As part of the ExpressLanes program, when speeds drop below the 45 MPH threshold, we can close the lanes to solo drivers to ease congestion in the lanes. (Carpools are still allowed into the lanes as are buses.) We’ve done that a couple of times, once last February for a short time, and again earlier this week for a short time. Again, we are aware of the congestion and will work to manage it through various tolling options.
Metro opens and closes the ExpressLanes by posting on the electronic message signs. These normally display the solo driver toll amounts. In response to congestion levels, they are dynamically modified to increase and decrease prices, and, as Metro has stated, to occasionally close the lane to solo drivers.
What does it look like on the ground?
After hearing from our tipster and from Metro, Streetsblog visited the 10 Freeway ExpressLanes three times. All on rush-hour mornings on weekdays in mid-June 2014. The good news is that there wasn’t any bumper to bumper traffic. The lanes work. Plenty of buses, carpools, and solo drivers were commuting smoothly toward downtown Los Angeles.
The only slowing observed was that transit buses would often develop a “tail” of cars lined up behind them. It appears that buses, driving the speed limit, marginally reduce the speed of other vehicle in the ExpressLanes.
Most likely, the toll lanes are experiencing the dip in traffic congestion that generally occurs in Los Angeles during summer months. Gas prices are generally higher in the summer. Fewer students are commuting to school. Some residents go on vacation. And, lately, according to Mayor Garcetti’s video here, drivers may be playing hooky to watch World Cup soccer.
What does the future hold?
Currently, Metro’s ExpressLanes remain a win-win-win story. Transit riders get better bus service. Drivers get more capacity, and the ability to pay to bypass congestion. Metro gets revenue. In a number of ways, though, the ExpressLanes program is a balancing act.
Encouraging more solo drivers to take advantage of excess lane capacity generates revenue. Maximizing revenue would mean getting as many drivers as possible to pay to get into the toll lanes, but allowing too many drivers into the lanes slows down everyone. Charging higher tolls can reduce congestion in the ExpressLanes, but probably results in greater congestion back in the “free” lanes.

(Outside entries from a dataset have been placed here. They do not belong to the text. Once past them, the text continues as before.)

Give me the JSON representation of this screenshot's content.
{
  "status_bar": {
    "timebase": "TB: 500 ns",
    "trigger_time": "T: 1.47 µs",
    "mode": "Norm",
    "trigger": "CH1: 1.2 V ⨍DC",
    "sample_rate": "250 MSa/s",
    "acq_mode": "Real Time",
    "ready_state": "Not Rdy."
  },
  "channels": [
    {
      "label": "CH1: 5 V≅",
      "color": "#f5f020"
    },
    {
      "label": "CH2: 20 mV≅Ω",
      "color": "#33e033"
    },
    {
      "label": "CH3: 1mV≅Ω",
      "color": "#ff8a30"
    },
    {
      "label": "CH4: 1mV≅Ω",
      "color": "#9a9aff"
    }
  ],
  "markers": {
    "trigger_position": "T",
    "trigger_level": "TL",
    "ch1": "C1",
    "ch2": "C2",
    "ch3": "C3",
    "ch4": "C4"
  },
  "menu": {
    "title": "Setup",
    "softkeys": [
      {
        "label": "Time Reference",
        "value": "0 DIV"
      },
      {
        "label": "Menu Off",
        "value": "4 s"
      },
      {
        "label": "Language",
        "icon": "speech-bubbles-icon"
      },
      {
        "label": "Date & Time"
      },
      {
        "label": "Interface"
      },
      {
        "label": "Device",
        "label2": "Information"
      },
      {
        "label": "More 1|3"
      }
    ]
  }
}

Closing the toll lanes is sometimes necessary, but reduces revenue. Closing too often makes could make them appear unreliable, also depressing revenue. Congestion isn’t a problem right now, but could again rear its head again this fall.
ExpressLanes generate income that Metro uses to invest in mobility improvements in freeway corridors. This can include hard-to-come-by funding for operations and maintenance. These funds are then tied to improvements along the freeway corridors where they are generated. Visible and frequent transit service in these corridors may attract some drivers onto transit. Overall, though, these corridors are notoriously car-oriented places, not known for livability or walkability.
What is your experience?
Share your Silver Line experience. How is the Silver Line (and other freeway bus service) working for you? How about the ExpressLanes? Are readers taking advantage of transit or carpool incentives? So far, Streetsblog is only aware of congestion along the 10 Freeway, how about 110? In the long run, how well will it serve Los Angeles to generate new transit funding tied to freeway corridors? Does transit ever become more competitive when it is coupled with increasing capacity for cars? Your comments below.
(Interested readers can read plenty more technical details at Metro’s April 2014 preliminary report [PDF] entitled Los Angeles Congestion Reduction Demonstration (LA CRD) ExpressLanes Program. Streetsblog summer 2014 intern Aviv Kleinman contributed to this story.)